(Dataset excerpts)
+ + +
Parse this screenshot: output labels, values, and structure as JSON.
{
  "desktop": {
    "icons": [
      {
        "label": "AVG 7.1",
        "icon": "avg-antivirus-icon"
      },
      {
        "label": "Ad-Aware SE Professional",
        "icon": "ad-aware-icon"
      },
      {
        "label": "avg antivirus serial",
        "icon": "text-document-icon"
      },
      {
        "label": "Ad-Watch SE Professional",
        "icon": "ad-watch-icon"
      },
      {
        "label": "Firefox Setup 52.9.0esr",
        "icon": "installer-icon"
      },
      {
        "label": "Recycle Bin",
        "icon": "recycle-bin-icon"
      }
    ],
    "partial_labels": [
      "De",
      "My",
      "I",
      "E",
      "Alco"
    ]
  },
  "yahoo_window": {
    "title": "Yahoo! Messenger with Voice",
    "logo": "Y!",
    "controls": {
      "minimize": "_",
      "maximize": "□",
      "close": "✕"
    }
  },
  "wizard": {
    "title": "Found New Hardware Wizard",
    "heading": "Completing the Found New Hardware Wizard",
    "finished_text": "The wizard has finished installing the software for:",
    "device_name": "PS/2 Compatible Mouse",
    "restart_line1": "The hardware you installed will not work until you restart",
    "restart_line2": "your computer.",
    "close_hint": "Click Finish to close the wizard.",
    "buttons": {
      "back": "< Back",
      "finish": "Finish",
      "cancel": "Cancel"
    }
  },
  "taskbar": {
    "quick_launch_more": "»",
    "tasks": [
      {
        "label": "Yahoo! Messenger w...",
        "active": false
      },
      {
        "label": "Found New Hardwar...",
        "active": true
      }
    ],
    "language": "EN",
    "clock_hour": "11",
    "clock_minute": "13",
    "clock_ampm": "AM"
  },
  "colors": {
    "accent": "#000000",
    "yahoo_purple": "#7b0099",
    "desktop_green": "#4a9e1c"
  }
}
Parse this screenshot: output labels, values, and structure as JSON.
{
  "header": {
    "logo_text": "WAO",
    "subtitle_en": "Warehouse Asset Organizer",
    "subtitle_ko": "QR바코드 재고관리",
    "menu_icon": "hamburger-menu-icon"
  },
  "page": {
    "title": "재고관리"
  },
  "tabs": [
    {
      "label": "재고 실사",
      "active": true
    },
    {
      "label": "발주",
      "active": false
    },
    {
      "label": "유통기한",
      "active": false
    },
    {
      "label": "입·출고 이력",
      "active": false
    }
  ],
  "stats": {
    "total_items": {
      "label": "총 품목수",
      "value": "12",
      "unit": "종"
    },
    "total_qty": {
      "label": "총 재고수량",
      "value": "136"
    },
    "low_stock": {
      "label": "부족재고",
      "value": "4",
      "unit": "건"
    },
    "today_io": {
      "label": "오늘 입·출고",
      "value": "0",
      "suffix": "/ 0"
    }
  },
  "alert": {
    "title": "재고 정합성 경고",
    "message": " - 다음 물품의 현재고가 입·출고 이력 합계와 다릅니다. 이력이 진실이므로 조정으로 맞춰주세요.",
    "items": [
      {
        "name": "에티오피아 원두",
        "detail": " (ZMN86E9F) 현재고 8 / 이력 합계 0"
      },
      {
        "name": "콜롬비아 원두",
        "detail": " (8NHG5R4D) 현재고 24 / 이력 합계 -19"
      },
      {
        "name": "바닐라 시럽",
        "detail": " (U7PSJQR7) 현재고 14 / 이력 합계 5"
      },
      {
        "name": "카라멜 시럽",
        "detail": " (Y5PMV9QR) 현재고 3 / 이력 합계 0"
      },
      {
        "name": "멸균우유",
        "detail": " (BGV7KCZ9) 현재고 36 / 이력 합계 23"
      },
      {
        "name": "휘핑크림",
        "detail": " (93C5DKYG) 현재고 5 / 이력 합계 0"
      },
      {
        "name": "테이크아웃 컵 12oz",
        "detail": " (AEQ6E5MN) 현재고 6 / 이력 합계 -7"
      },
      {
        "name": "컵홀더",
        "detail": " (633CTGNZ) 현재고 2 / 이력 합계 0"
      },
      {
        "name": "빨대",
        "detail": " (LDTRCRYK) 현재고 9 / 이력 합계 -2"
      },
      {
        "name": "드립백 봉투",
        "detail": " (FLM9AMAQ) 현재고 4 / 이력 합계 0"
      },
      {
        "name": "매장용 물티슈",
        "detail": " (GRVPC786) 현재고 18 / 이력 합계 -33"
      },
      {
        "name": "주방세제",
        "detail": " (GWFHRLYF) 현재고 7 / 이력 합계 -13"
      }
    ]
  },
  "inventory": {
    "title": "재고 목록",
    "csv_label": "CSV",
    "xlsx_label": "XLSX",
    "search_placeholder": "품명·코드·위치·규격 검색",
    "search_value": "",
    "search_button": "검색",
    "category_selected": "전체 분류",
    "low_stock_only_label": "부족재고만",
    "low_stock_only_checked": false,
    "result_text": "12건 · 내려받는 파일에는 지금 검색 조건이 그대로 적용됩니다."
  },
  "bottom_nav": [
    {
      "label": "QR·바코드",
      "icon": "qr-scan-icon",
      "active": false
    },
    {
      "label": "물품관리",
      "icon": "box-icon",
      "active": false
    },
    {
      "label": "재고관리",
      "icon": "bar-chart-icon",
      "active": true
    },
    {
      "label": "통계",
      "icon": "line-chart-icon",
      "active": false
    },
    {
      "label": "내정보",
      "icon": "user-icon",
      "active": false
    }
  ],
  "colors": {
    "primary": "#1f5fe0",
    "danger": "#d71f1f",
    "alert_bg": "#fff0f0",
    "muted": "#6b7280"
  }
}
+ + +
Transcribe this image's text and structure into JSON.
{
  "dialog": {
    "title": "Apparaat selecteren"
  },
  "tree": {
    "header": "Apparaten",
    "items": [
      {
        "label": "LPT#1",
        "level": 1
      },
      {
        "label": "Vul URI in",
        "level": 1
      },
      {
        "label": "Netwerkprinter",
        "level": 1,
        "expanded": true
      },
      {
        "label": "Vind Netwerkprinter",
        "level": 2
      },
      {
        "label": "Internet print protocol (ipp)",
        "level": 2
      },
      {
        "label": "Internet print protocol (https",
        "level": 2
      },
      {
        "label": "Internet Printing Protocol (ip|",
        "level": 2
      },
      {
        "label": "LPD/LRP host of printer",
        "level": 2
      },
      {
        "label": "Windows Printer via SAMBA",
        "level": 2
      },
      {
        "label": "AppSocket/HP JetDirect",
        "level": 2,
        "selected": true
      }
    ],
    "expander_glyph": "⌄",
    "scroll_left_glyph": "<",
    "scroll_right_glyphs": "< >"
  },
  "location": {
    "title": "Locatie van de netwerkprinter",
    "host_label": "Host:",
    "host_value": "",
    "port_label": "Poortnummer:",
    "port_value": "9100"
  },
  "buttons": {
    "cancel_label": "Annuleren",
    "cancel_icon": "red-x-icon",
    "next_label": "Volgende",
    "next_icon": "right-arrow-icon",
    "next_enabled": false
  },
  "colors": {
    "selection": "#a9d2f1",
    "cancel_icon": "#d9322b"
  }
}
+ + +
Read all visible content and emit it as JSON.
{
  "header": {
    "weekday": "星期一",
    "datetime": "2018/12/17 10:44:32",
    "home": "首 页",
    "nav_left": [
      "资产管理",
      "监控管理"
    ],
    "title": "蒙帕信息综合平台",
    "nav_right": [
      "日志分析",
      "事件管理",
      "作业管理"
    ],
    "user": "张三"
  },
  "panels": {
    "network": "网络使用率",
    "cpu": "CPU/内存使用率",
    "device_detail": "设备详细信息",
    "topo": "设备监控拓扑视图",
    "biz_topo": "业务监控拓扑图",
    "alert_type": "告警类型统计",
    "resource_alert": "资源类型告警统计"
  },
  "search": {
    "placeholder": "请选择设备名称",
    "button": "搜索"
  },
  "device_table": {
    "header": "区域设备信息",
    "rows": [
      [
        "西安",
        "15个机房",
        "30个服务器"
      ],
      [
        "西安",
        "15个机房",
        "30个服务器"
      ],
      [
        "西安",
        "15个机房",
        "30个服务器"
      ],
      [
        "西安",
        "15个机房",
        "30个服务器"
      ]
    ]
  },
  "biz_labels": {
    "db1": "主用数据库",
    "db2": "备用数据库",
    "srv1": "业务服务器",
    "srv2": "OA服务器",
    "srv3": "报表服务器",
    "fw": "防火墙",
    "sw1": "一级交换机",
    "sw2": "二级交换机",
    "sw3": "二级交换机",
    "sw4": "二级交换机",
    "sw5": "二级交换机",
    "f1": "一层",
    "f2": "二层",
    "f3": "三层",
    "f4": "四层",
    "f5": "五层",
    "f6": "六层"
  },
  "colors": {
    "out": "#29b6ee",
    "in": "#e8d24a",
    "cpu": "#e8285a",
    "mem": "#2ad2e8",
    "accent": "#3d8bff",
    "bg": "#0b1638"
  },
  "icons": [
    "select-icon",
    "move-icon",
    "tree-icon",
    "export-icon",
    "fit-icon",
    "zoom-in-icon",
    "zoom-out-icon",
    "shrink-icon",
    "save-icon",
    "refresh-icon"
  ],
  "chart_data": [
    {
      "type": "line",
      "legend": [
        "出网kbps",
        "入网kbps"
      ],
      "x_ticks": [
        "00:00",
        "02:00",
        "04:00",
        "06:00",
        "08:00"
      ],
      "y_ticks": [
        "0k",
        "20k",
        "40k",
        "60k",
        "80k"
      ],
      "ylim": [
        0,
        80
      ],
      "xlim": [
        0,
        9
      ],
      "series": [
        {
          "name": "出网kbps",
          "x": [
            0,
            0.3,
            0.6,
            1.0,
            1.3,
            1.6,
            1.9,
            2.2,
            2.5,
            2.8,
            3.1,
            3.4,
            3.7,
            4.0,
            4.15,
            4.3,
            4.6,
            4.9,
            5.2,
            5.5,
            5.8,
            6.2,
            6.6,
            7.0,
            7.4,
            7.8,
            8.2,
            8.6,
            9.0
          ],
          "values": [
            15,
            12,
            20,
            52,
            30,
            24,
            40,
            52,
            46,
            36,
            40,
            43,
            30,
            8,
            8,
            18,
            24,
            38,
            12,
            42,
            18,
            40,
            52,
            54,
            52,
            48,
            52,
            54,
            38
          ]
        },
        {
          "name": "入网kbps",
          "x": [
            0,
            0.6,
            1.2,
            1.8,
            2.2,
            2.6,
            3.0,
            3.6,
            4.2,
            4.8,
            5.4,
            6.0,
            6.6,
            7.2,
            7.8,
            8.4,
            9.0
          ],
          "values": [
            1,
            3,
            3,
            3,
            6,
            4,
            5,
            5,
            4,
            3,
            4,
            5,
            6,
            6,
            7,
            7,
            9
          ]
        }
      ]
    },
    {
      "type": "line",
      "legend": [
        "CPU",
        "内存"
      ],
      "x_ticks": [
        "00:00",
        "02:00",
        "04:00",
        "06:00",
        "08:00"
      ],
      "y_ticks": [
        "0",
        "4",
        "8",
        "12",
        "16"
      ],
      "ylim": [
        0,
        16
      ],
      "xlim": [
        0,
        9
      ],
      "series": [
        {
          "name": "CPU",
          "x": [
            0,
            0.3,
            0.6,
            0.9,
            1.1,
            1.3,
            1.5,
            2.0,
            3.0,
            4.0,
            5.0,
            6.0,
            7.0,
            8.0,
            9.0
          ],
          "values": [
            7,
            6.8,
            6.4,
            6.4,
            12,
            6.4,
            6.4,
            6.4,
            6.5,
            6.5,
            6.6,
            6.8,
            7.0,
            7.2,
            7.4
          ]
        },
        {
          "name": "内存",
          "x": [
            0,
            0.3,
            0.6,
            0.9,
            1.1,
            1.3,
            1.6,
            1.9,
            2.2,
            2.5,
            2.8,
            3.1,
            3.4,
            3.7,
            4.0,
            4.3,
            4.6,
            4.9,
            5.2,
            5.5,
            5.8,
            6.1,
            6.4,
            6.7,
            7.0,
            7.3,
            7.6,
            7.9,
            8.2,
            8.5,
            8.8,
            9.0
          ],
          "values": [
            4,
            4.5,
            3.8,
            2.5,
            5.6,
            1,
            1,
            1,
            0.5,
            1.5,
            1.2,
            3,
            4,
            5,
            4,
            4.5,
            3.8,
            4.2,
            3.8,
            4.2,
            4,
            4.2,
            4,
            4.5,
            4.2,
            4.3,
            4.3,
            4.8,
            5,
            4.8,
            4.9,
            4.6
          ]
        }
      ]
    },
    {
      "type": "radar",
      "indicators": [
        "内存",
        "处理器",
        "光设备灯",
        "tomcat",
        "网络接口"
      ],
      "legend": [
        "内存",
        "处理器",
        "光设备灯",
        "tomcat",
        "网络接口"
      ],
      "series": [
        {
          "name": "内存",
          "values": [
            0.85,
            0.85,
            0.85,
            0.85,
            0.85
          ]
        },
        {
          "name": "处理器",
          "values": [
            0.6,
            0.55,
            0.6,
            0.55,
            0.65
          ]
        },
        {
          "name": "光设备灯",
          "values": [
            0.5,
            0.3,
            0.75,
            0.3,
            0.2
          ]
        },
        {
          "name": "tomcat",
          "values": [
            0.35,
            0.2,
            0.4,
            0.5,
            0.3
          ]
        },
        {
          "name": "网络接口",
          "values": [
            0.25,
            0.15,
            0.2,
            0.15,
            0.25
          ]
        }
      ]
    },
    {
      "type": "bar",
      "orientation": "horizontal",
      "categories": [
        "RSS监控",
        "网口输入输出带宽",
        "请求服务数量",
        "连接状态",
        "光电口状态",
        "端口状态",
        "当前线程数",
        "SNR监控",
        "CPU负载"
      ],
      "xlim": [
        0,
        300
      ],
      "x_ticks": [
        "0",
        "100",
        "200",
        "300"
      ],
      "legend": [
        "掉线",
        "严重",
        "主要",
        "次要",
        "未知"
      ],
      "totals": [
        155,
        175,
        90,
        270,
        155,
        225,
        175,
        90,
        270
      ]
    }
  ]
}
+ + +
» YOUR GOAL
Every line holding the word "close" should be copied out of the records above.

» ANSWER FOR THE TASK
      "close": "✕"
    "close_hint": "Click Finish to close the wizard.",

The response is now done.